* [Exercise goal] Each of the entries below needs to be given again exactly.

(Website and app data records)
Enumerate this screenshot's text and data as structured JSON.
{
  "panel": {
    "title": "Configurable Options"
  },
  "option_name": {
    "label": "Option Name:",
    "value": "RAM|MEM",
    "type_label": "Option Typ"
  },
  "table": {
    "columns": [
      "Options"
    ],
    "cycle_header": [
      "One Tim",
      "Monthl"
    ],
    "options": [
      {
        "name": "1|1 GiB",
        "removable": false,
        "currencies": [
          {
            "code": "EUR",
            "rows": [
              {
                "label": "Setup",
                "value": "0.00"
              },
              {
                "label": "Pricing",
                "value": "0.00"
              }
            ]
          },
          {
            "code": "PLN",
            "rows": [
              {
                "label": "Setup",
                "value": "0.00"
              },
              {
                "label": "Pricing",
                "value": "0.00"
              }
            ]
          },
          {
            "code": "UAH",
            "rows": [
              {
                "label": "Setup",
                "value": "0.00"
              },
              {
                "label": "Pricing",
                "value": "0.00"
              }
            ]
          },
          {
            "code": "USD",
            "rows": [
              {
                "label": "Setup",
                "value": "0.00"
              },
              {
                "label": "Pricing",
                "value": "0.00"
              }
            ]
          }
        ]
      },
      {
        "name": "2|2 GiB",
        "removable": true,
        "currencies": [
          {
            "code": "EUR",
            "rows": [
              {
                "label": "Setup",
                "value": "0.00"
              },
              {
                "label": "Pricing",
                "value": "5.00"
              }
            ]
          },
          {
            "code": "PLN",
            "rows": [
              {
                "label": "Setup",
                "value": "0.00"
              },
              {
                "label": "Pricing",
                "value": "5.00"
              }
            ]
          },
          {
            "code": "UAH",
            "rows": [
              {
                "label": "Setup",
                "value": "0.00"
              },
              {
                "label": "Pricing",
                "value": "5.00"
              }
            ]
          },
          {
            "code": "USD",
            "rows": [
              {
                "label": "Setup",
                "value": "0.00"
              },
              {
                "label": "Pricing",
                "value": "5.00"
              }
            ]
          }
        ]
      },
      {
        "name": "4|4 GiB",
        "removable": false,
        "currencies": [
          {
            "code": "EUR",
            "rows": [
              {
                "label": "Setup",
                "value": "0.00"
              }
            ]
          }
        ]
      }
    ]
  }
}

* [Task solution]
Enumerate this screenshot's text and data as structured JSON.
{
  "panel": {
    "title": "Configurable Options"
  },
  "option_name": {
    "label": "Option Name:",
    "value": "RAM|MEM",
    "type_label": "Option Typ"
  },
  "table": {
    "columns": [
      "Options"
    ],
    "cycle_header": [
      "One Tim",
      "Monthl"
    ],
    "options": [
      {
        "name": "1|1 GiB",
        "removable": false,
        "currencies": [
          {
            "code": "EUR",
            "rows": [
              {
                "label": "Setup",
                "value": "0.00"
              },
              {
                "label": "Pricing",
                "value": "0.00"
              }
            ]
          },
          {
            "code": "PLN",
            "rows": [
              {
                "label": "Setup",
                "value": "0.00"
              },
              {
                "label": "Pricing",
                "value": "0.00"
              }
            ]
          },
          {
            "code": "UAH",
            "rows": [
              {
                "label": "Setup",
                "value": "0.00"
              },
              {
                "label": "Pricing",
                "value": "0.00"
              }
            ]
          },
          {
            "code": "USD",
            "rows": [
              {
                "label": "Setup",
                "value": "0.00"
              },
              {
                "label": "Pricing",
                "value": "0.00"
              }
            ]
          }
        ]
      },
      {
        "name": "2|2 GiB",
        "removable": true,
        "currencies": [
          {
            "code": "EUR",
            "rows": [
              {
                "label": "Setup",
                "value": "0.00"
              },
              {
                "label": "Pricing",
                "value": "5.00"
              }
            ]
          },
          {
            "code": "PLN",
            "rows": [
              {
                "label": "Setup",
                "value": "0.00"
              },
              {
                "label": "Pricing",
                "value": "5.00"
              }
            ]
          },
          {
            "code": "UAH",
            "rows": [
              {
                "label": "Setup",
                "value": "0.00"
              },
              {
                "label": "Pricing",
                "value": "5.00"
              }
            ]
          },
          {
            "code": "USD",
            "rows": [
              {
                "label": "Setup",
                "value": "0.00"
              },
              {
                "label": "Pricing",
                "value": "5.00"
              }
            ]
          }
        ]
      },
      {
        "name": "4|4 GiB",
        "removable": false,
        "currencies": [
          {
            "code": "EUR",
            "rows": [
              {
                "label": "Setup",
                "value": "0.00"
              }
            ]
          }
        ]
      }
    ]
  }
}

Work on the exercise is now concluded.